- Advanced Materials by Design: Theory and Computation
- African Diaspora and the Atlantic World Research Circle
- American Indian Studies
- Biomedical Engineering
- Chemical Biology
- Cognitive Sciences
- Communication Technologies Research
- Comparative Political Economy
- Comparative U.S. Studies
- Computational Sciences
- Computational Systems Biology
- Computer Engineering
- Computer Sciences
- Cultural Studies in a Global Context
- Disability Studies
- Energy Sources and Policy
- Expressive Culture and Diversity in the Upper Midwest
- Food Pathogens and Toxins
- Functional Brain Imaging
- Functional Organic Materials
- Global Governance and International Finance
- Initiative for Studies in Transformational Entrepreneurship
- Interdisciplinary Arts Residency Program
- International Environmental Affairs and Global Security
- International Public Affairs
- Land Use
- Law, Society and Justice
- Mathematical Physics - String Theory
- Middle Eastern Studies
- Molecular Biometry
- Nanophase Inorganic Materials and Devices
- Political Economy
- Poverty Studies
- Religious Studies
- Science and Technology Studies
- Stem Cells and Regenerative Medicine
- Structural Biology
- Translational Research - Neurodegenerative Diseases
- Very High Energy Astrophysics and Cosmology
- Visual Culture
- Vitamin D

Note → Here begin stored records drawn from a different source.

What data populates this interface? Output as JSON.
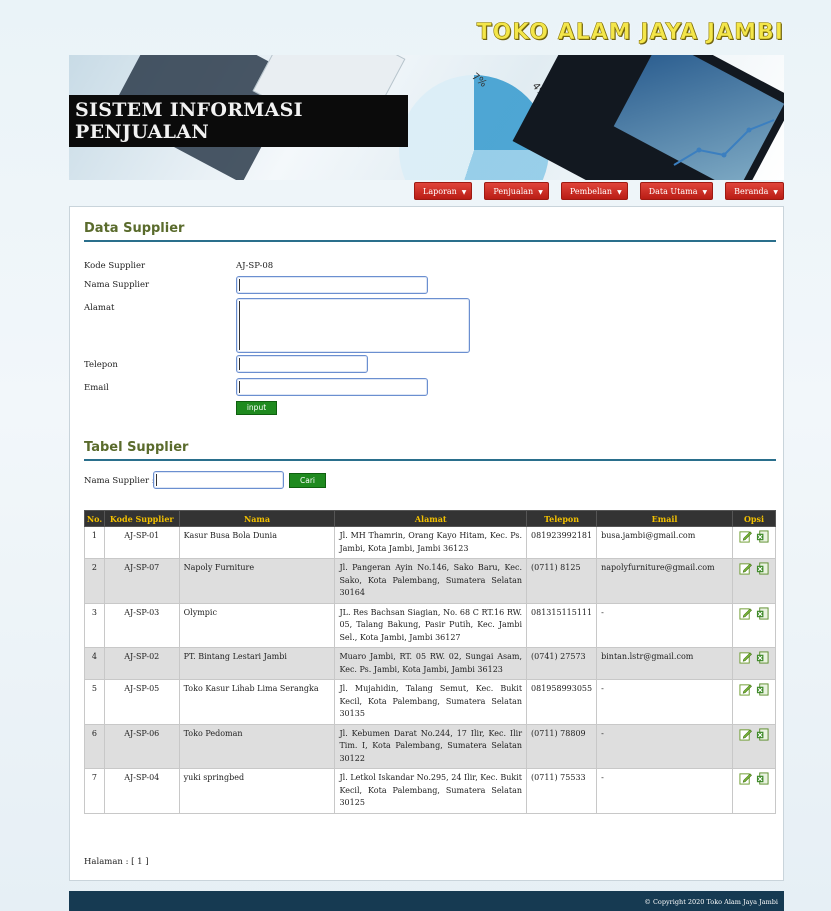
{
  "brand": "TOKO ALAM JAYA JAMBI",
  "banner": {
    "title": "SISTEM INFORMASI PENJUALAN",
    "pct1": "7%",
    "pct2": "4%"
  },
  "nav": [
    {
      "label": "Laporan"
    },
    {
      "label": "Penjualan"
    },
    {
      "label": "Pembelian"
    },
    {
      "label": "Data Utama"
    },
    {
      "label": "Beranda"
    }
  ],
  "form": {
    "title": "Data Supplier",
    "kode_label": "Kode Supplier",
    "kode_value": "AJ-SP-08",
    "nama_label": "Nama Supplier",
    "nama_value": "",
    "alamat_label": "Alamat",
    "alamat_value": "",
    "telepon_label": "Telepon",
    "telepon_value": "",
    "email_label": "Email",
    "email_value": "",
    "submit_label": "input"
  },
  "table_section": {
    "title": "Tabel Supplier",
    "search_label": "Nama Supplier :",
    "search_value": "",
    "search_button": "Cari"
  },
  "table": {
    "headers": [
      "No.",
      "Kode Supplier",
      "Nama",
      "Alamat",
      "Telepon",
      "Email",
      "Opsi"
    ],
    "rows": [
      {
        "no": "1",
        "kode": "AJ-SP-01",
        "nama": "Kasur Busa Bola Dunia",
        "alamat": "Jl. MH Thamrin, Orang Kayo Hitam, Kec. Ps. Jambi, Kota Jambi, Jambi 36123",
        "telepon": "081923992181",
        "email": "busa.jambi@gmail.com"
      },
      {
        "no": "2",
        "kode": "AJ-SP-07",
        "nama": "Napoly Furniture",
        "alamat": "Jl. Pangeran Ayin No.146, Sako Baru, Kec. Sako, Kota Palembang, Sumatera Selatan 30164",
        "telepon": "(0711) 8125",
        "email": "napolyfurniture@gmail.com"
      },
      {
        "no": "3",
        "kode": "AJ-SP-03",
        "nama": "Olympic",
        "alamat": "JL. Res Bachsan Siagian, No. 68 C RT.16 RW. 05, Talang Bakung, Pasir Putih, Kec. Jambi Sel., Kota Jambi, Jambi 36127",
        "telepon": "081315115111",
        "email": "-"
      },
      {
        "no": "4",
        "kode": "AJ-SP-02",
        "nama": "PT. Bintang Lestari Jambi",
        "alamat": "Muaro Jambi, RT. 05 RW. 02, Sungai Asam, Kec. Ps. Jambi, Kota Jambi, Jambi 36123",
        "telepon": "(0741) 27573",
        "email": "bintan.lstr@gmail.com"
      },
      {
        "no": "5",
        "kode": "AJ-SP-05",
        "nama": "Toko Kasur Lihab Lima Serangka",
        "alamat": "Jl. Mujahidin, Talang Semut, Kec. Bukit Kecil, Kota Palembang, Sumatera Selatan 30135",
        "telepon": "081958993055",
        "email": "-"
      },
      {
        "no": "6",
        "kode": "AJ-SP-06",
        "nama": "Toko Pedoman",
        "alamat": "Jl. Kebumen Darat No.244, 17 Ilir, Kec. Ilir Tim. I, Kota Palembang, Sumatera Selatan 30122",
        "telepon": "(0711) 78809",
        "email": "-"
      },
      {
        "no": "7",
        "kode": "AJ-SP-04",
        "nama": "yuki springbed",
        "alamat": "Jl. Letkol Iskandar No.295, 24 Ilir, Kec. Bukit Kecil, Kota Palembang, Sumatera Selatan 30125",
        "telepon": "(0711) 75533",
        "email": "-"
      }
    ]
  },
  "pager": "Halaman : [ 1 ]",
  "footer": "© Copyright 2020 Toko Alam Jaya Jambi",
  "colors": {
    "nav_red": "#c8281f",
    "header_dark": "#333333",
    "header_text": "#f2c000",
    "section_title": "#5a6b2c",
    "section_rule": "#2a6f8c",
    "button_green": "#1f8a1f",
    "footer_bg": "#163a52"
  },
  "icons": {
    "edit": "edit-icon",
    "delete": "delete-excel-icon"
  }
}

- Women's Health Research/Biology of Sex and Gender Differences
- Zebrafish Biology
Energy sources and policy is an issue of critical importance to society. This includes research emphasizing improved energy generation technologies, alternative energy sources, new and improved technologies for reducing environmental impact of energy use, electric-grid stability and reliability, energy pricing, development of energy markets, electricity restructuring, energy in global economic development, national energy security and distributed energy sources. New solutions to our energy needs and the impact of energy use need to be found sooner rather than later. There is a substantial amount of state and federal funding available to research energy issues, and the cluster is helping UW-Madison effectively compete for this funding. More than three dozen faculty members are working on energy-related science and technology, and on energy economics and policy issues on campus. The cluster helps provide a focal point for this work and offers the potential for UW-Madison to develop a well-defined comprehensive and reenergized focus on energy sources and policy.
- The cluster has tremendous potential to affect future researchers, as almost 20 percent of the College of Engineering’s graduate students emphasize energy issues in their studies.
- The cluster faculty have helped to strengthen the campus graduate program on Energy Analysis and Policy and started an undergraduate certificate in Engery.
- Faculty conducting energy research are well-funded at UW-Madison, receiving more than $75 million collectively from the Department of Defense, the Department of Energy and the National Science Foundation.
- One of the cluster faculty members has incorporated research on air pollution chemistry and transport on regional and global scales into two new courses, "Air Resource Science and Policy" and "Atmospheric Dispersion and Air Pollution."
- A second cluster faculty uses his research on nuclear power to teach courses on Nuclear Reactor Analysis and Nuclear Reactor Engineering. This faculty member is also connected to more than 30 affiliated faculty through his work at the Fusion Technology Institute.
- Another cluster faculty uses his research on power systems and the electrical grid investigating grid stability, reliability, energy pricing and the development of energy markets.
The cluster faculty are connected through their work in the UW Energy Institute and its affiliated Research Centers as well as the Energy Analysis and Policy Program, an interdisciplinary program offering a master’s certificate and PhD minor program within the Gaylord Nelson Institute for Environmental Studies. This cluster is currently conducting searches for two more faculty positions. The addition of the final two faculty members will complete the cluster and allow faculty to move forward in their collaborative work.
Cluster coordinator, faculty and lead dean
- Michael Corradini, Professor, Engineering Physics
- Tracey Holloway, Associate Professor, Institute for Environmental Studies
- Paul Wilson, Associate Professor, Engineering Physics
- Bernard Lesieutre, Associate Professor, Electrical and Computer Engineering
- Gregory Nemet, Assistant Professor, LaFollette School of Public Affairs
- Mario Trujillo, Assistant Professor, Mechanical Engineering
- Franklin Miller, Assistant Professor, Mechanical Engineering
- Paul Peercy, Dean, College of Engineering